It is now 17 years since Philip Norman first published The Stones. But while his Beatles biography is justifiably regarded as definitive, you're ... Show synopsis It is now 17 years since Philip Norman first published The Stones. But while his Beatles biography is justifiably regarded as definitive, you're either a Beatles fan or a Stones fan, never quite both. His Stones book was never the final word. Meanwhile the Stones have never stopped playing. In 2002, therefore - already more than ten years since Bill Wyman left the band - it is certainly time for a new book. And what better author than Stephen Davis, whose Hammer of the Gods is one of the rock books of all time? Now he has written unquestionably the definitive book about the Stones' extraordinary 40-year career.

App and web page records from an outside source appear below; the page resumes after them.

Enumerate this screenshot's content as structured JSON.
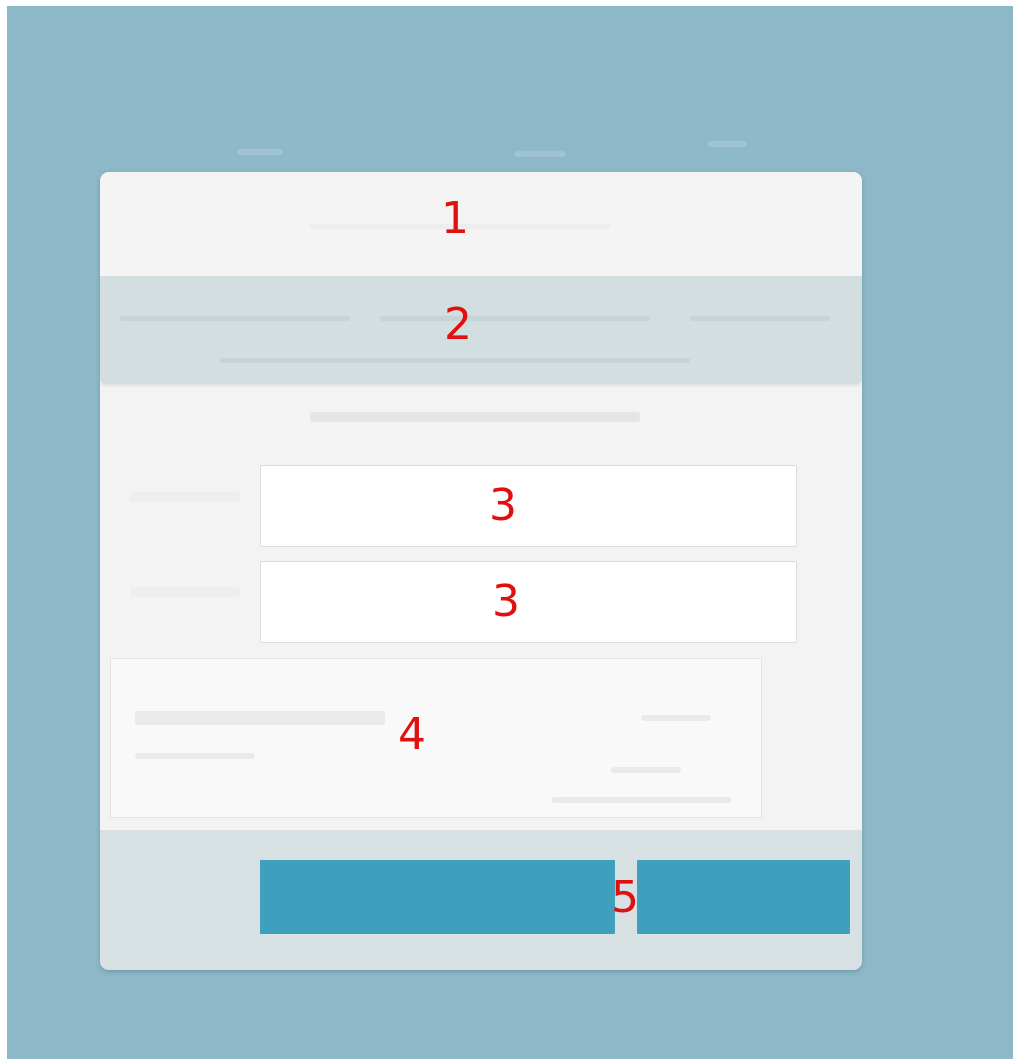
{
  "annotations": {
    "header": "1",
    "banner": "2",
    "field_one": "3",
    "field_two": "3",
    "notice": "4",
    "buttons": "5"
  },
  "dialog": {
    "field_one_value": "",
    "field_two_value": "",
    "primary_button_label": "",
    "secondary_button_label": ""
  }
}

Old Gods Almost Dead, therefore, follows the Stones from their beginnings on London's sixties rhythm and blues scene through to their huge pyrotechnic stadium tours of the nineties; from the tortured self-destruction of Brian Jones to the indestructible 'human riff' that is Keith Richards, and the tabloid gossip surrounding Mick Jagger the modern aristocrat. It is a dark, often eerie portrait, above all, of a band who have consistently attracted danger, and frequently had something bad around them, whether it be the homicidal mayhem of their disastrous Altamont concert to the chaotically drug-fuelled recording sessions at Keith Richards' French chateau that somehow produced their finest album, Exile on Main Street. And above all it is an unparalleled study of a band at work - stitching together deals, making records, putting on dynamic shows even late into their fifties. It is a saga as raunchily entertaining as the Stones themselves.